  2. Denise says:

    Bob, I love it when a post elicits stories like yours, and was hoping describing this account of a harmless swapping of plants would do just that. I know that with, for example, hedges and trees, misidentified plants can be disastrous. Thanks so much for your thoughtful comments!

  3. Gerhard Bock says:

    That happened to me recently in a local nursery. I thought I bought a white and red Asiatic lily but when it finally bloomed it was bright orange. NOT what I had wanted. I’m sure it was an honest mistake, just like yours was. But your plant is beautiful no matter what it is exactly.

  4. Denise says:

    Gerhard, I know, I got off easy! And I get that color switcheroo a lot with tulip bulbs too.

  5. Deanne says:

    Oh dear. I hope it thrives in your environment as it’s a pretty plant but Jeesh…. I too have had dreadful tulip mistakes. I’d planned on an early flowering pink/magenta tulip extravaganza to go with my PJM Rhododendrons and what I got was an orangy tulip that clashed horribly with the rhododendron blossoms… had to dig them out and get rid of them.

  6. Denise says:

    Oh, Deanne, that does sound atrocious. And the worst part is, there goes another spring. The plan was good, but the supplier dropped the ball. In the case of tulip bulbs, I would definitely “out” the offending suppliers and list names, so we can avoid them.

  7. Blackswampgirl says:

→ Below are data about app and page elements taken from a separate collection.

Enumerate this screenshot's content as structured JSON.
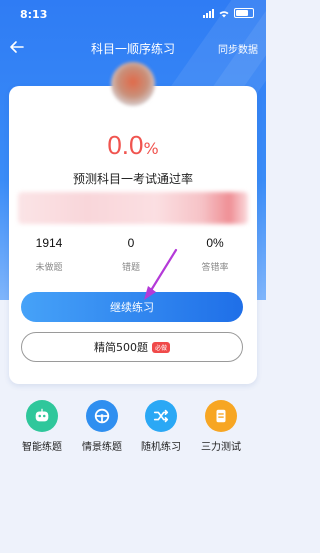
{
  "status": {
    "time": "8:13"
  },
  "nav": {
    "title": "科目一顺序练习",
    "right": "同步数据"
  },
  "pass": {
    "value": "0.0",
    "unit": "%",
    "label": "预测科目一考试通过率"
  },
  "stats": [
    {
      "value": "1914",
      "label": "未做题"
    },
    {
      "value": "0",
      "label": "错题"
    },
    {
      "value": "0%",
      "label": "答错率"
    }
  ],
  "buttons": {
    "continue": "继续练习",
    "streamlined": "精简500题",
    "tag": "必做"
  },
  "features": [
    {
      "label": "智能练题",
      "icon": "robot-icon",
      "color": "#2fc79b"
    },
    {
      "label": "情景练题",
      "icon": "steering-wheel-icon",
      "color": "#2f8ff0"
    },
    {
      "label": "随机练习",
      "icon": "shuffle-icon",
      "color": "#2aa8f5"
    },
    {
      "label": "三力测试",
      "icon": "document-icon",
      "color": "#f7a623"
    }
  ],
  "colors": {
    "primary": "#2f7cf4",
    "rate": "#f0544f"
  }
}
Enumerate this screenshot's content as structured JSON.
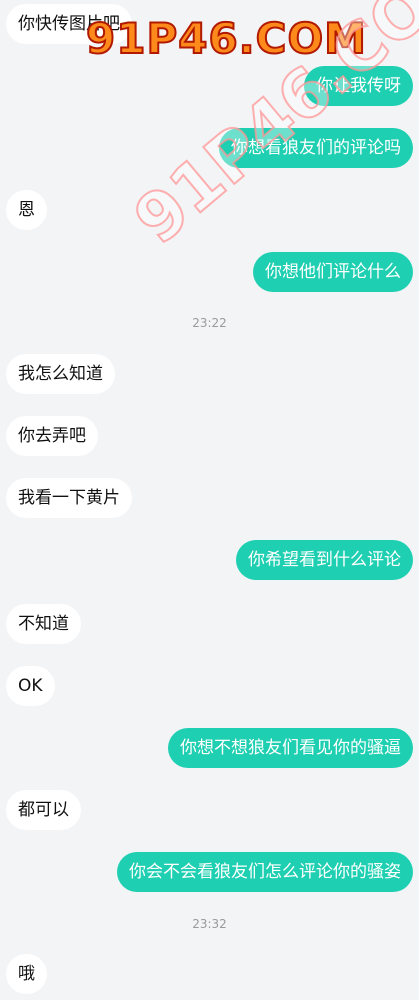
{
  "messages": [
    {
      "side": "in",
      "text": "你快传图片吧"
    },
    {
      "side": "out",
      "text": "你让我传呀"
    },
    {
      "side": "out",
      "text": "你想看狼友们的评论吗"
    },
    {
      "side": "in",
      "text": "恩"
    },
    {
      "side": "out",
      "text": "你想他们评论什么"
    },
    {
      "side": "in",
      "text": "我怎么知道"
    },
    {
      "side": "in",
      "text": "你去弄吧"
    },
    {
      "side": "in",
      "text": "我看一下黄片"
    },
    {
      "side": "out",
      "text": "你希望看到什么评论"
    },
    {
      "side": "in",
      "text": "不知道"
    },
    {
      "side": "in",
      "text": "OK"
    },
    {
      "side": "out",
      "text": "你想不想狼友们看见你的骚逼"
    },
    {
      "side": "in",
      "text": "都可以"
    },
    {
      "side": "out",
      "text": "你会不会看狼友们怎么评论你的骚姿"
    },
    {
      "side": "in",
      "text": "哦"
    }
  ],
  "timestamps": [
    "23:22",
    "23:32"
  ],
  "watermark": {
    "text": "91P46.COM",
    "diagonal_text": "91P46.COM"
  },
  "colors": {
    "outgoing_bubble": "#1fcfb2",
    "incoming_bubble": "#ffffff",
    "background": "#f3f4f6"
  }
}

    I think you should contact the supplier…you never know, you might find out something interesting. I thought I got a different sedum fom Plant Delights a few years back, and I was curious to find out what it actually was. Turns out, Hab Gray has been known to flower more of a light pink in the north, epecially during milder summers, while it’s more of a yellow in the south. (Both being more like distinct shades of cream than true colors.)

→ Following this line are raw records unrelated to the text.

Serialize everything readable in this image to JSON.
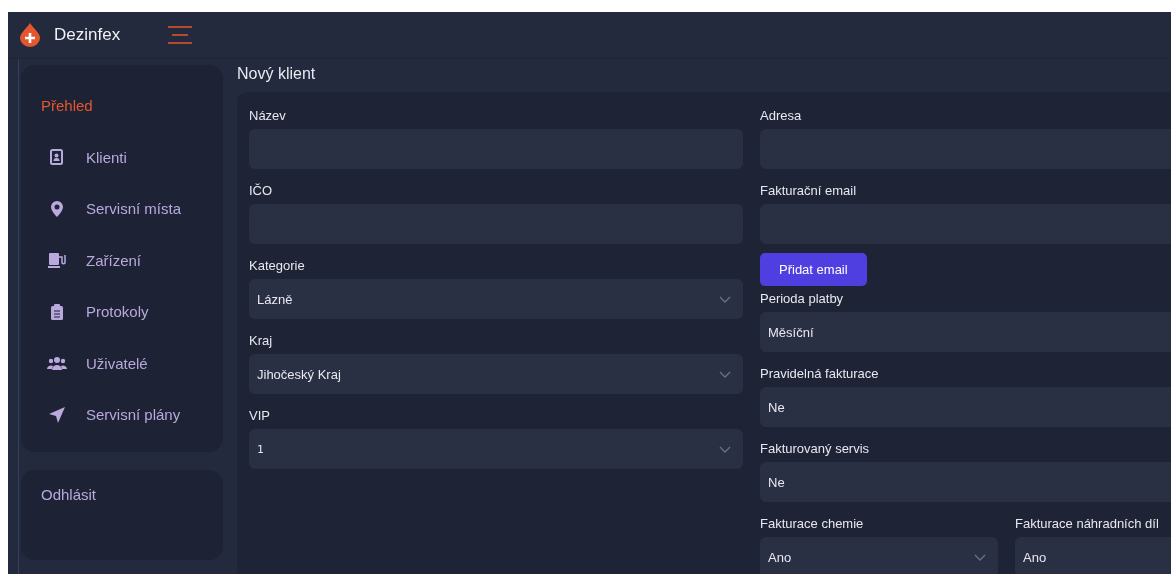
{
  "app": {
    "name": "Dezinfex"
  },
  "sidebar": {
    "items": [
      {
        "label": "Přehled",
        "selected": true
      },
      {
        "label": "Klienti",
        "selected": false
      },
      {
        "label": "Servisní místa",
        "selected": false
      },
      {
        "label": "Zařízení",
        "selected": false
      },
      {
        "label": "Protokoly",
        "selected": false
      },
      {
        "label": "Uživatelé",
        "selected": false
      },
      {
        "label": "Servisní plány",
        "selected": false
      }
    ],
    "logout": "Odhlásit"
  },
  "page": {
    "title": "Nový klient"
  },
  "form": {
    "left": [
      {
        "label": "Název",
        "kind": "input"
      },
      {
        "label": "IČO",
        "kind": "input"
      },
      {
        "label": "Kategorie",
        "kind": "select",
        "value": "Lázně"
      },
      {
        "label": "Kraj",
        "kind": "select",
        "value": "Jihočeský Kraj"
      },
      {
        "label": "VIP",
        "kind": "select",
        "value": "1"
      }
    ],
    "right": [
      {
        "label": "Adresa",
        "kind": "input"
      },
      {
        "label": "Fakturační email",
        "kind": "input"
      },
      {
        "label": "Přidat email",
        "kind": "button"
      },
      {
        "label": "Perioda platby",
        "kind": "value",
        "value": "Měsíční"
      },
      {
        "label": "Pravidelná fakturace",
        "kind": "value",
        "value": "Ne"
      },
      {
        "label": "Fakturovaný servis",
        "kind": "value",
        "value": "Ne"
      }
    ],
    "pair": [
      {
        "label": "Fakturace chemie",
        "kind": "select",
        "value": "Ano"
      },
      {
        "label": "Fakturace náhradních díl",
        "kind": "value",
        "value": "Ano"
      }
    ]
  }
}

    I was actually surprised to get a quick response back from them-and impressed that the follow-up answer included a forwarded explanation fom Tony Avent himself. Kinda cool. 🙂

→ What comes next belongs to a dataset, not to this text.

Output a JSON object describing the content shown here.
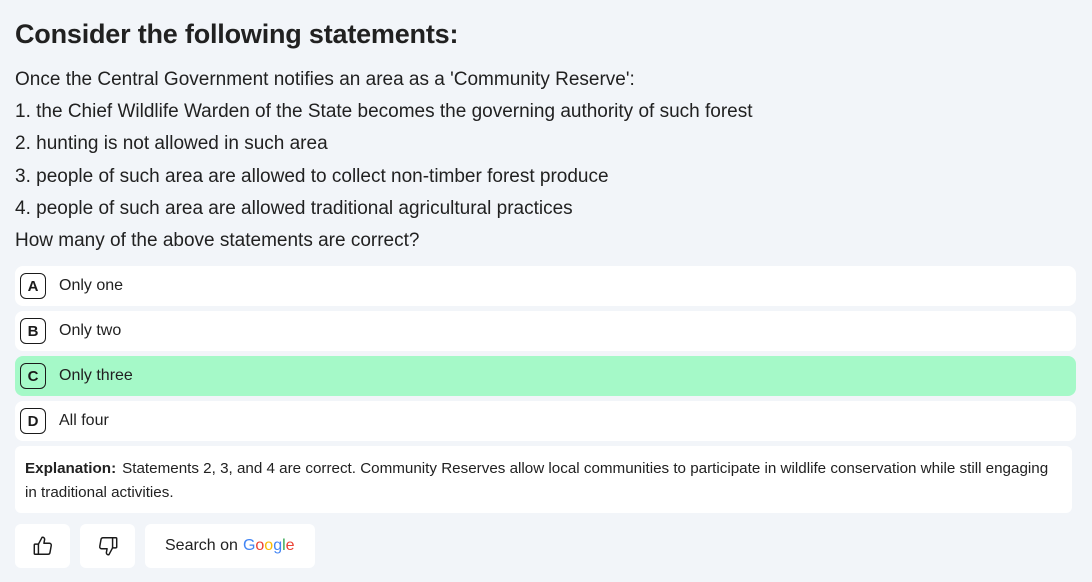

  8. Denise says:

    Kim, that would be the only way to know for sure. That’s a great suggestion, thanks.

  9. kathy says:

    I’m really partial to yellow flowers, but grey foliage and white blooms is not always a good look with yellow flowers and green foliage. I am very partial to yellow flowers , and would do what I needed to for this to work.

  10. Pam/Digging says:

    It can be aggravating when you get a mix-up after spending a chunk of change on a mail-order plant, although your mix-up is at least quite lovely in its own right. We Austin garden bloggers have a monthly plant swap, and often I end up going home with a handful of tiny seedlings whose identity I’ve completely forgotten. Then you have the challenge of deciding where to plant them while you wait to see what you’ve gotten!

  11. Les says:

    It sure looks like Abelmoschus manihot to me. Although it is not hardy for us, it drops lots of seeds and I usually get new ones every year. They love our heat and humidity and make fertile seed pods by the end of summer. The color of the flower reminds me of moonlight. When I was in retail and a plant turned out to be mis-labeled, I gave the customer the option of keeping it and getting a 50% store credit on the original price for the imposter, or bringing the plant back for a full refund. The first option was usually the resolution.

  12. Denise says:

    @Kathy, if I wasn’t in that weird January SAD mood, I doubt I would have ordered a species hibiscus — just not something I usually go for. You know what kind of hibiscus we see here in LA! But this one is lovely, so maybe I’ll try to get the original silvery one too.
    @Pam, you know well enough that Austin gardens can’t be blase about misidentified plants — the Death Star demands precise labeling!
    @Les, thanks for the input. I hope it’s hot and humid enough here. Moonlight is exactly right. I hope it gets big so it can really shine! 😉 This week I’ll probably contact the nursery to confirm the ID.

Leave a Reply

Your email address will not be published. Required fields are marked *